If you’re looking for an answer to the question: “Are frogs reptiles or amphibians?” then you’ve come to the right place. In this post, we dive deep into the question of whether frogs are reptiles or amphibians, and what makes them so…
In the past, both reptiles and amphibians fell under the reptile class. However, since the differences have been discovered, they now fall under their own separate classes of both amphibians on one side, and reptiles on the other. But, is a frog a reptile or amphibian?
In short, frogs are amphibians. Sorry… We don’t mean to spoil the article, but we promise that there’ll be a lot more interesting information in this article still to come!
You can also learn more about the differences between amphibians and reptiles in our post on this topic!
Is a frog a reptile?
No, a frog is not a reptile as we’ve already discussed. But, why is a frog not a reptile and why is a frog classed as an amphibian? That’s what we’re going to dive into now.
Why is a frog not a reptile?
There are a few traits that clearly show that a frog is not a reptile. The first is that they lay their eggs in the water. Reptiles lay their eggs on land which is one of the main distinction between these two animals.
Another important trait when it comes to a frog’s eggs is that these are made from a jelly-like substance. Reptiles lay eggs with a hard shell and this is something that frogs don’t have the luxury of being able to do.
In most cases, amphibians also lay a lot more eggs than reptiles. Especially when you compare them with frogs! Frogs can lay up to 20,000 eggs in one season which is, of course, a huge number.
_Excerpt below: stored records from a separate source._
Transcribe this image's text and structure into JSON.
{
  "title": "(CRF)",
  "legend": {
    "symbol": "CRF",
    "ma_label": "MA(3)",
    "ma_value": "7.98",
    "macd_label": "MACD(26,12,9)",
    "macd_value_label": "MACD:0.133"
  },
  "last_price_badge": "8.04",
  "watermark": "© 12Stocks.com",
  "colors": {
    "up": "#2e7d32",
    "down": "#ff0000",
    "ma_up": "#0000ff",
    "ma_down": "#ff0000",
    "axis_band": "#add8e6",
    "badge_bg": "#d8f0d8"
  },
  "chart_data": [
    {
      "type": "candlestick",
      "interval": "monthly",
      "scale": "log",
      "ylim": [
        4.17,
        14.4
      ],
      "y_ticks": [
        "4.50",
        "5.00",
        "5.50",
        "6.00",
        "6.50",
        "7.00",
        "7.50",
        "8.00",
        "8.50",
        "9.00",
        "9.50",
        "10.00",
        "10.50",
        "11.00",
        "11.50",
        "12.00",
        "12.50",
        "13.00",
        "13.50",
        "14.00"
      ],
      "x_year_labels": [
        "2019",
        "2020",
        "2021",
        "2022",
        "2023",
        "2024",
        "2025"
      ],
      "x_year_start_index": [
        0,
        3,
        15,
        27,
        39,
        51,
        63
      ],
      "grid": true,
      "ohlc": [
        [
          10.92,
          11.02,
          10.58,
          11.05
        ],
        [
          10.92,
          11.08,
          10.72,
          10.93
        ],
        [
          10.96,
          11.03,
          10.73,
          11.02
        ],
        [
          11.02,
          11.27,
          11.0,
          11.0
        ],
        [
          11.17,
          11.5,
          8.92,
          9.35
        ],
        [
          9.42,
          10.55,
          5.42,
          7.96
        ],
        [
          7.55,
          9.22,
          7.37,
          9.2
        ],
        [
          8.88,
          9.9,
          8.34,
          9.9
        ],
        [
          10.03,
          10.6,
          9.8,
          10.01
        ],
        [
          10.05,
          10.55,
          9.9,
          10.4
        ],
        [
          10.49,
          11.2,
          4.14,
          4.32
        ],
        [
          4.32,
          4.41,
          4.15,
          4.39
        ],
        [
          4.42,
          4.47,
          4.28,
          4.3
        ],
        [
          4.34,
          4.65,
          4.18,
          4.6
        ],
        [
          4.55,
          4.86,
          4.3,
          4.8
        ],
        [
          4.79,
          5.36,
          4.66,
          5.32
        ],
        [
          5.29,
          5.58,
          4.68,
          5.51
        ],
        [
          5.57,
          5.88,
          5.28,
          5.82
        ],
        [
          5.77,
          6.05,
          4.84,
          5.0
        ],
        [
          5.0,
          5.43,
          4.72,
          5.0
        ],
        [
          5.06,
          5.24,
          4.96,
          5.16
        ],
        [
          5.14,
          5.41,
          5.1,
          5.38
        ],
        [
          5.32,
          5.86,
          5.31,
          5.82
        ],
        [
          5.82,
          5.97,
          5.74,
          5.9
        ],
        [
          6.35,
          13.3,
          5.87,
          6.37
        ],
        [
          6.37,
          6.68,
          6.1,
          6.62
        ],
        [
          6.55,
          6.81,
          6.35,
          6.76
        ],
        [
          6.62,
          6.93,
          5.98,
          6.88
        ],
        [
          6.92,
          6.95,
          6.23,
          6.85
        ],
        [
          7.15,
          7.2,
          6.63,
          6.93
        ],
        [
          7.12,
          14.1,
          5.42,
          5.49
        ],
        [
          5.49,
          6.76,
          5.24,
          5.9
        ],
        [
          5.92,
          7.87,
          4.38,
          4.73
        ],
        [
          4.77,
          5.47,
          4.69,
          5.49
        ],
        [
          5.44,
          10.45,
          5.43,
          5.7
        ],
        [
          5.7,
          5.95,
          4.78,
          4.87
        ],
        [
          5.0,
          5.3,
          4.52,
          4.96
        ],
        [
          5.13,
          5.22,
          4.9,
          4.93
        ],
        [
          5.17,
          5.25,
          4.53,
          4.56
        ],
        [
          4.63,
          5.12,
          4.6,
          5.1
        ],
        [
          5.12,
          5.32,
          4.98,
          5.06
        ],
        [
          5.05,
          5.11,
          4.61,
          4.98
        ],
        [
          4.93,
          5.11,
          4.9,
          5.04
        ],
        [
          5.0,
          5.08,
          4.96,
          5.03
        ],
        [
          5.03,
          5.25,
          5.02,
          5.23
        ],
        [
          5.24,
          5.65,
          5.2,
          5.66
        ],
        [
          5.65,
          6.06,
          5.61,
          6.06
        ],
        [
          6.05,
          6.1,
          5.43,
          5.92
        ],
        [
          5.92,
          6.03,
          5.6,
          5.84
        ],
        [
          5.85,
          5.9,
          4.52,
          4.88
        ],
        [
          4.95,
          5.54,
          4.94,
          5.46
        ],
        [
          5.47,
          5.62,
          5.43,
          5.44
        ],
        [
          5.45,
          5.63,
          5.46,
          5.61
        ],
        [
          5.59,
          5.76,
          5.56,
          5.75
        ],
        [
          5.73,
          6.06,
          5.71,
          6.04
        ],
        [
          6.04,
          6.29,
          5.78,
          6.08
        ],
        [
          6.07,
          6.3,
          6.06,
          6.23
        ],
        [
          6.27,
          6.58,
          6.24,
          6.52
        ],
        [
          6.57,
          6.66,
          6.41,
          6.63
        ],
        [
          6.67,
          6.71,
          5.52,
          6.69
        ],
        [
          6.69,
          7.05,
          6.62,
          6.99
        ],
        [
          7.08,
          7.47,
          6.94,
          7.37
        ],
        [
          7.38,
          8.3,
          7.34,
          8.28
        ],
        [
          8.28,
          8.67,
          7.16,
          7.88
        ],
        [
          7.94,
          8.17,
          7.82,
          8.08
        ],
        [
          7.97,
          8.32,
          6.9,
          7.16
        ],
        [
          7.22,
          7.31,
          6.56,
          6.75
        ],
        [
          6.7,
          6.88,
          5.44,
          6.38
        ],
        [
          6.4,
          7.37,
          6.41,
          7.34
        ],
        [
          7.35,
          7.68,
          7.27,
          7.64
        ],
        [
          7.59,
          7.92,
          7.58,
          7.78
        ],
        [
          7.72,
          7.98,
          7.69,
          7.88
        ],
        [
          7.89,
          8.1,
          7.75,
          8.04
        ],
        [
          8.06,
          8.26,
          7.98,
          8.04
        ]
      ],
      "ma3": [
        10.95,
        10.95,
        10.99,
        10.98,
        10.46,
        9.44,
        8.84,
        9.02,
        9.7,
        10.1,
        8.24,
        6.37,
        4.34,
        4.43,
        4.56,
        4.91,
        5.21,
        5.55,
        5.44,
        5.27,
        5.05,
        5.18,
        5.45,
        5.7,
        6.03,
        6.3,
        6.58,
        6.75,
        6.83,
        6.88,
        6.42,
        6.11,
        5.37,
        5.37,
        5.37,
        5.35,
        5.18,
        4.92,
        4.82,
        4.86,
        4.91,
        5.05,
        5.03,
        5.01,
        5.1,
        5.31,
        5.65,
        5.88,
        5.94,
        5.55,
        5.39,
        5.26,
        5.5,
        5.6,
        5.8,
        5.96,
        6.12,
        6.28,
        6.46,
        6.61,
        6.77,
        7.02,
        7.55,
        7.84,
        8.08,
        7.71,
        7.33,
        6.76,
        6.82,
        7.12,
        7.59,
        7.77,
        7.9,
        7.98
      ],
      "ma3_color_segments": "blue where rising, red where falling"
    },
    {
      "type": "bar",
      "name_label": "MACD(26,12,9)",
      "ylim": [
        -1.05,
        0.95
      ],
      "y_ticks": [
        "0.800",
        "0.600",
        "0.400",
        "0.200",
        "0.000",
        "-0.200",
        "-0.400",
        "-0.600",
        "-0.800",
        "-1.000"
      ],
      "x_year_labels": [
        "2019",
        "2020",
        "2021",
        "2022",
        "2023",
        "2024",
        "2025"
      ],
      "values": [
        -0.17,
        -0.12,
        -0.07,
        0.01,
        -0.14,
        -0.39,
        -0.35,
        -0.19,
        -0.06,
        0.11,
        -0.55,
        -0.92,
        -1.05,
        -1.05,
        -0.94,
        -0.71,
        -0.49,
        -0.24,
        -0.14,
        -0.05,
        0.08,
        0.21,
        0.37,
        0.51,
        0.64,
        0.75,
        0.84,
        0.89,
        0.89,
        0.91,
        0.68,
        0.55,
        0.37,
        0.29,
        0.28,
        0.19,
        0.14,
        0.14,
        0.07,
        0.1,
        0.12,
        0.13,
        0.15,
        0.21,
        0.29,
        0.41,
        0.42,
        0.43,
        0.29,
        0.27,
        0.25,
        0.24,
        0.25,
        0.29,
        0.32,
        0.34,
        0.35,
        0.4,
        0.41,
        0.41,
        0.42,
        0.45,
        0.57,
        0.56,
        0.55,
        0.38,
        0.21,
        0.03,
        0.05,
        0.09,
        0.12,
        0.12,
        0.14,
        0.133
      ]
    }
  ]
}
There are also some reptiles which do not care for their young and therefore lay a large number of eggs. However, this doesn’t surpass the number laid by certain frog species. Not really a difference, but a nice fact…
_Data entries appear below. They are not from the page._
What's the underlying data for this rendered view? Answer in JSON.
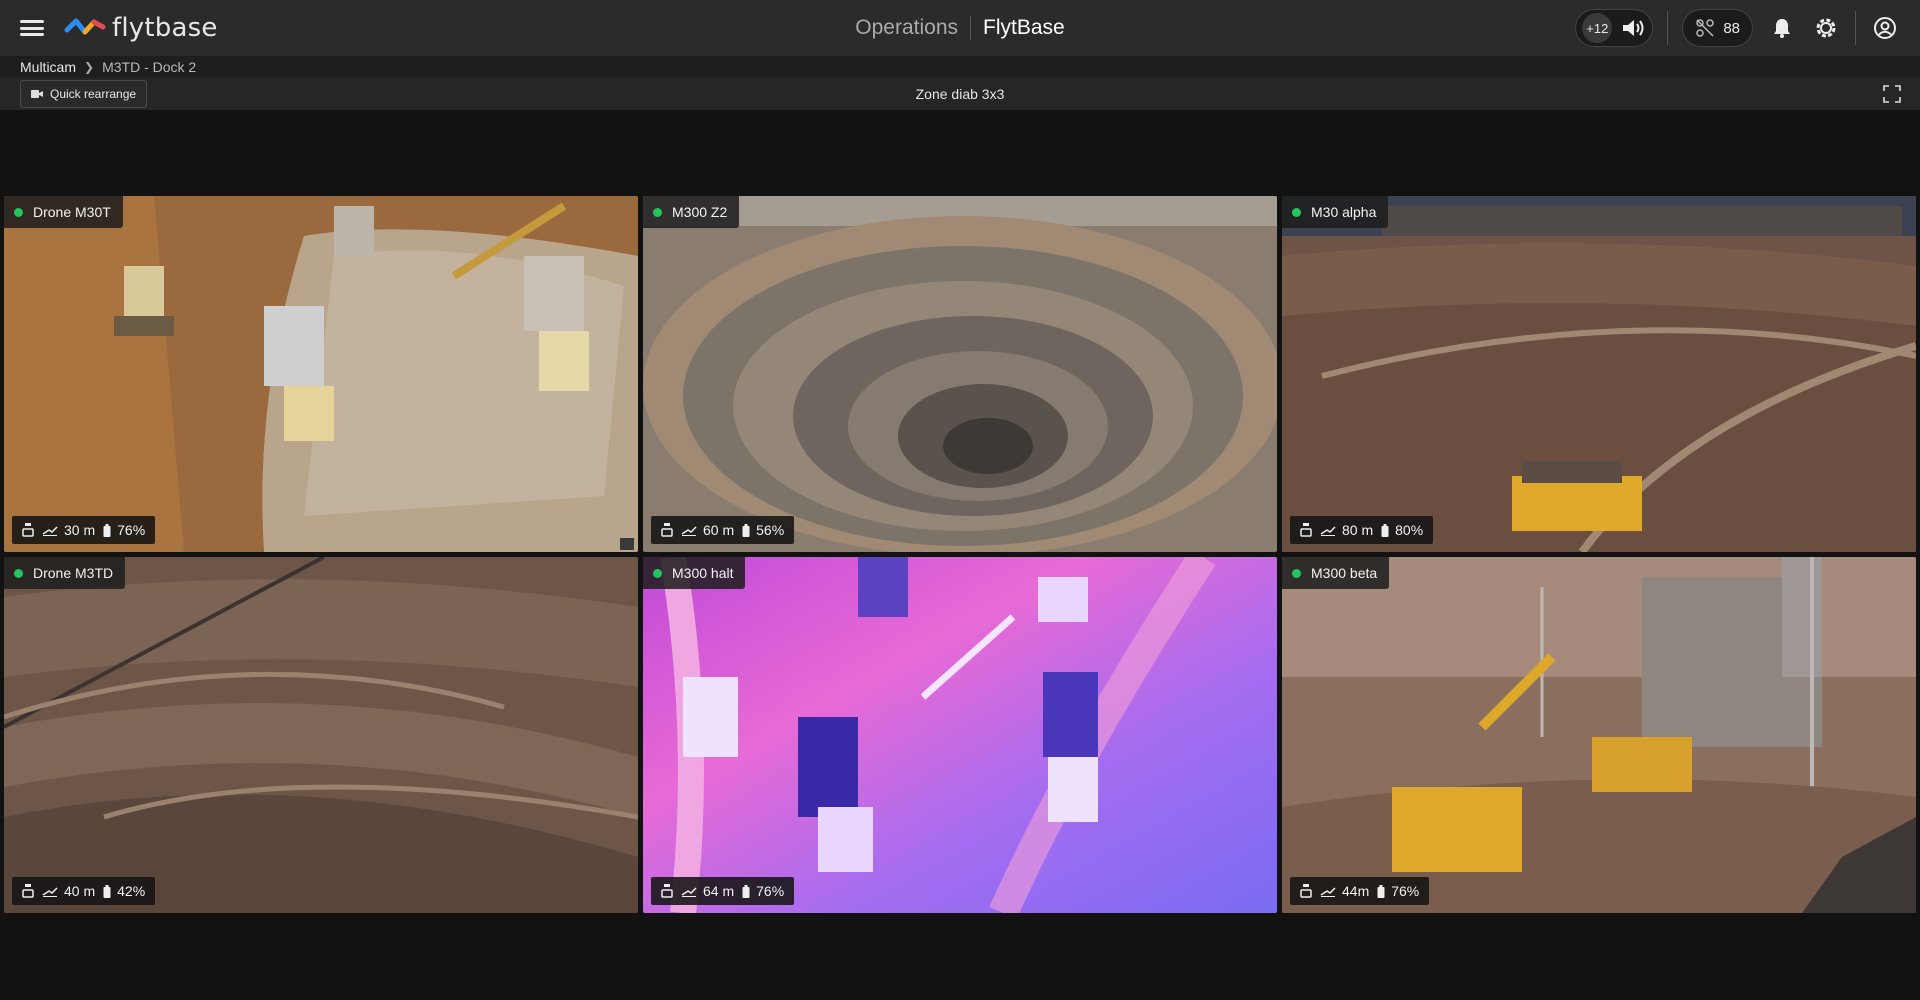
{
  "header": {
    "logo_text": "flytbase",
    "section": "Operations",
    "brand": "FlytBase",
    "notification_count": "+12",
    "drone_count": "88"
  },
  "breadcrumb": {
    "root": "Multicam",
    "current": "M3TD - Dock 2"
  },
  "toolbar": {
    "quick_rearrange": "Quick rearrange",
    "zone_title": "Zone diab 3x3"
  },
  "tiles": [
    {
      "name": "Drone M30T",
      "altitude": "30 m",
      "battery": "76%",
      "status": "online"
    },
    {
      "name": "M300 Z2",
      "altitude": "60 m",
      "battery": "56%",
      "status": "online"
    },
    {
      "name": "M30 alpha",
      "altitude": "80 m",
      "battery": "80%",
      "status": "online"
    },
    {
      "name": "Drone M3TD",
      "altitude": "40 m",
      "battery": "42%",
      "status": "online"
    },
    {
      "name": "M300 halt",
      "altitude": "64 m",
      "battery": "76%",
      "status": "online"
    },
    {
      "name": "M300 beta",
      "altitude": "44m",
      "battery": "76%",
      "status": "online"
    }
  ],
  "colors": {
    "status_online": "#22c55e",
    "topbar": "#2b2b2b",
    "background": "#121212"
  }
}
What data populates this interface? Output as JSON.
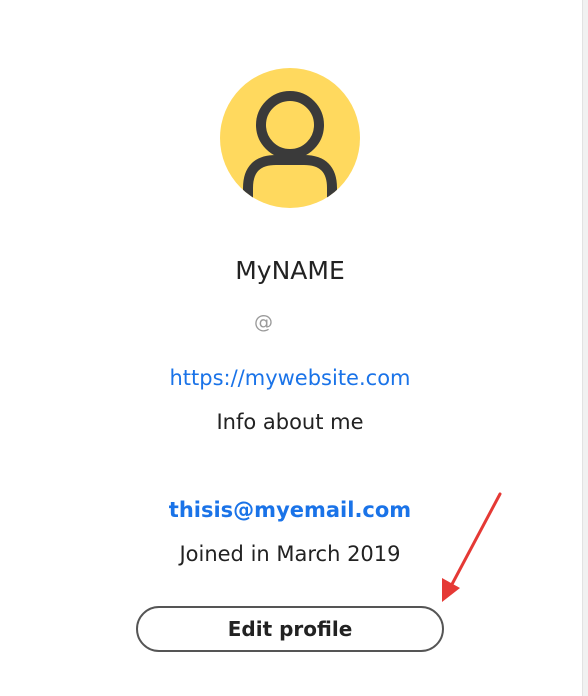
{
  "profile": {
    "avatar_icon": "user-silhouette-icon",
    "avatar_bg": "#ffd95e",
    "name": "MyNAME",
    "handle": "@",
    "website": "https://mywebsite.com",
    "info": "Info about me",
    "email": "thisis@myemail.com",
    "joined": "Joined in March 2019",
    "edit_button_label": "Edit profile"
  },
  "annotation": {
    "icon": "red-arrow-icon",
    "color": "#e53935"
  },
  "colors": {
    "link": "#1a73e8",
    "text": "#222222",
    "muted": "#9a9a9a"
  }
}
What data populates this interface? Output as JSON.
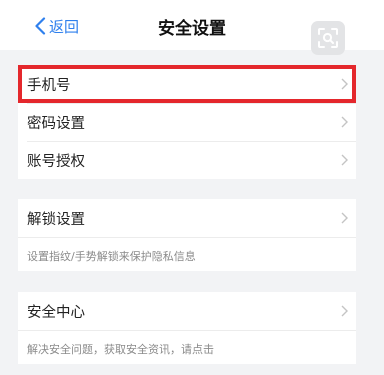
{
  "navbar": {
    "back_label": "返回",
    "title": "安全设置"
  },
  "group1": {
    "items": [
      {
        "label": "手机号"
      },
      {
        "label": "密码设置"
      },
      {
        "label": "账号授权"
      }
    ]
  },
  "group2": {
    "item_label": "解锁设置",
    "hint": "设置指纹/手势解锁来保护隐私信息"
  },
  "group3": {
    "item_label": "安全中心",
    "hint": "解决安全问题，获取安全资讯，请点击"
  },
  "colors": {
    "accent": "#2f80ed",
    "highlight": "#e4272c",
    "background": "#f2f3f5"
  },
  "icons": [
    "back-chevron-icon",
    "scan-icon",
    "chevron-right-icon"
  ]
}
Another important reason why a frog is not a reptile is that frogs aren’t born in the same form as they are when they are older. Frogs go through a metamorphosis (change) which turns them from tadpoles into frogs.
Snakes, lizards and other reptiles don’t go through this metamorphosis, and they are born in the same form that they are when they’re grown up.
Something else that these tadpoles have that clearly means they’re not a reptile, is that they have gills which allow them to breathe underwater! (More on how tadpoles breathe in this article.)
Other reasons why frogs aren’t reptiles
There are more reasons than meet the eye which can help you to tell that a frog isn’t a reptile. For example, frogs don’t have multiple neck vertebra. Reptiles have multiple neck vertebra while amphibians like frogs only have 1.
There are also a few others which get a little too specific for the point of this article which we won’t get into…
Why is a frog an amphibian?
In short, because frogs lay jelly-like eggs without a hard shell, they go through a period of metamorphosis from tadpole to frog and they lay their eggs in the water instead of on land. Another reason you could say is that tadpoles have gills whereas reptiles always breathe using lungs (except a few turtle species which use brumation for breathing).
There is one more thing that we haven’t mentioned in this article yet which makes a frog an amphibian and not a reptile, and this is their skin.
A frog’s skin is moist and will dry out if there is no water or damp areas for them to go into. Reptiles generally have hard skin that sometimes has bony edges or even plates on it.
As we’ve said previously, there are other reasons why frogs are classed as amphibians and not as reptiles, but these aren’t things you can generally notice while observing them. There’s a link to our article on the differences between reptiles and amphibians near the top of this post for you to reference.
In this post, we’ve answered the question: Are frogs reptiles or amphibians? We’ve also gone into some of the reasons why frogs are classed as amphibians and why they don’t fall under the reptile class. We hope that you’ve enjoyed this post and have all the information you need!
If there’s anything that you feel is missing from this article about whether a frog is a reptile or amphibian, then please leave a comment or shoot us a message! We’re always looking to improve our reptile resources and really appreciate the feedback!